### What is being asked
Go through the data line by line and count the lines that hold "JSON". Reply with the total only.
=== Dataset excerpts ===
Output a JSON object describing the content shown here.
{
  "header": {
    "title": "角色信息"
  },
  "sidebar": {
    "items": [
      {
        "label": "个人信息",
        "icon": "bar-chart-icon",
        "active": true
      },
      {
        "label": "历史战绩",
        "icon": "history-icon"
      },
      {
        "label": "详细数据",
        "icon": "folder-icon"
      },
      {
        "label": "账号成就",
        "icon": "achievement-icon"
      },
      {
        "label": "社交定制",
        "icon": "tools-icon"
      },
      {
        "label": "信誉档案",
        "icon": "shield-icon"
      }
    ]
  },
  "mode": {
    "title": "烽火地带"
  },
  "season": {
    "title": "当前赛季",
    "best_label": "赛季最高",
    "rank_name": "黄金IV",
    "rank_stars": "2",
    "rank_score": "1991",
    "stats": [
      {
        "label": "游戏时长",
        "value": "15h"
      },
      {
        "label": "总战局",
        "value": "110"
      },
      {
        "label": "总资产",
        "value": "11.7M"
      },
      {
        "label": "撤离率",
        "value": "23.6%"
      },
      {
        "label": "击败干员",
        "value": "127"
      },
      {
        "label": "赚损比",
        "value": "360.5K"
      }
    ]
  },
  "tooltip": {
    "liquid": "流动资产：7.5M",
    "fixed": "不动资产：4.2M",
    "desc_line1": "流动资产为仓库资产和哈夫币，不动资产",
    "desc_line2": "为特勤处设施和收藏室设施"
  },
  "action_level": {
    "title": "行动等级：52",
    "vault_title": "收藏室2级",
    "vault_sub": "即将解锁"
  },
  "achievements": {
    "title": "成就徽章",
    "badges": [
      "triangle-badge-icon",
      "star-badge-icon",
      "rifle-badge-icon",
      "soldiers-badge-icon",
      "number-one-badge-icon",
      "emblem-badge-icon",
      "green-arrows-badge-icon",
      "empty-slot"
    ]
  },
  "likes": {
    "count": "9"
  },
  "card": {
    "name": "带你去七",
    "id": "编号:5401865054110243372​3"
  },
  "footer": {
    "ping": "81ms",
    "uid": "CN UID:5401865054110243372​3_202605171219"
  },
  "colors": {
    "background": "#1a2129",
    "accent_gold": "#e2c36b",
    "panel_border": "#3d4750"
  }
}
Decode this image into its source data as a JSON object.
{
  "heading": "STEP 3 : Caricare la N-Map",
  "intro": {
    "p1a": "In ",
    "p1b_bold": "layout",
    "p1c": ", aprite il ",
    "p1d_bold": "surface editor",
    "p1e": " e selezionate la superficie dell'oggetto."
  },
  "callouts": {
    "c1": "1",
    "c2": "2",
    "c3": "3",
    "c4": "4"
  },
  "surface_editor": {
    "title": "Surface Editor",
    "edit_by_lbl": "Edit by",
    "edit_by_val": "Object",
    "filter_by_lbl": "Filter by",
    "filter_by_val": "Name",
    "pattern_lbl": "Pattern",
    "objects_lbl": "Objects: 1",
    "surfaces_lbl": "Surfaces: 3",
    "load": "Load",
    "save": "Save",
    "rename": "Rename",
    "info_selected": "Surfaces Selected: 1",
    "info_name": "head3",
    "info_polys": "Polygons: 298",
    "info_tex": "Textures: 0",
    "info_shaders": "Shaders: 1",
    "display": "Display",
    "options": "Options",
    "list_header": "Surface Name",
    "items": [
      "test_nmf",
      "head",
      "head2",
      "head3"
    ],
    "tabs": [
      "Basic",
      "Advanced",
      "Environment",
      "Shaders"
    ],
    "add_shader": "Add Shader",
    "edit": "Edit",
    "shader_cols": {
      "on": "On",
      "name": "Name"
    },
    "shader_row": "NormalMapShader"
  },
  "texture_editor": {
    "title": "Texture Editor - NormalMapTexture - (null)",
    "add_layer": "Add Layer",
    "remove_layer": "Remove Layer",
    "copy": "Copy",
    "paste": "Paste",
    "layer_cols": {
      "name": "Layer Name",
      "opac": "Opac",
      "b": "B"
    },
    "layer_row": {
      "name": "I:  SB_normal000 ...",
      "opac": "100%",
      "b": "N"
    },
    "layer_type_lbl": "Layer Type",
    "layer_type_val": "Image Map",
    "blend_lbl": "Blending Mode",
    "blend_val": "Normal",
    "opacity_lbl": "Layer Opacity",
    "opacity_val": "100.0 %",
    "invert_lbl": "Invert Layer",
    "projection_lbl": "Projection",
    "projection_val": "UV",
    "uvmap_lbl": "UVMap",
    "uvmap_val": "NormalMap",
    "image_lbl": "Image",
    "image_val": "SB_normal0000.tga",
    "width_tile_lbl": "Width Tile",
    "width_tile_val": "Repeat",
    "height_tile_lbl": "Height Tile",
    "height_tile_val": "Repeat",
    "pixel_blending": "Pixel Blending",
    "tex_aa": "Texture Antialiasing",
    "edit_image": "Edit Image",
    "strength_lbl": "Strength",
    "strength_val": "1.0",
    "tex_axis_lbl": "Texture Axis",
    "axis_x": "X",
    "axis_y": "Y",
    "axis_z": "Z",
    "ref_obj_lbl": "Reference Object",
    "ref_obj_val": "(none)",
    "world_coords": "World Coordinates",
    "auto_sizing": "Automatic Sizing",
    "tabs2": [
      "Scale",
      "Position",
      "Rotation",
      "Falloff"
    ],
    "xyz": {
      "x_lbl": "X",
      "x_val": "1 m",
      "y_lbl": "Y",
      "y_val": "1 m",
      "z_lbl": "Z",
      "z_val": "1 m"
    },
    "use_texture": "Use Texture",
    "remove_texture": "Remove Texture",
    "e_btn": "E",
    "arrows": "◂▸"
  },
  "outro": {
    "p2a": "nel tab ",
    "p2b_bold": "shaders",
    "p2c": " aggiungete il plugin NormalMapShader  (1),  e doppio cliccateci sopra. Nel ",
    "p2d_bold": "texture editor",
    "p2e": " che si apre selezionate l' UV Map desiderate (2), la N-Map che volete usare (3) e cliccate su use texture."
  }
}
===
### Task answer
2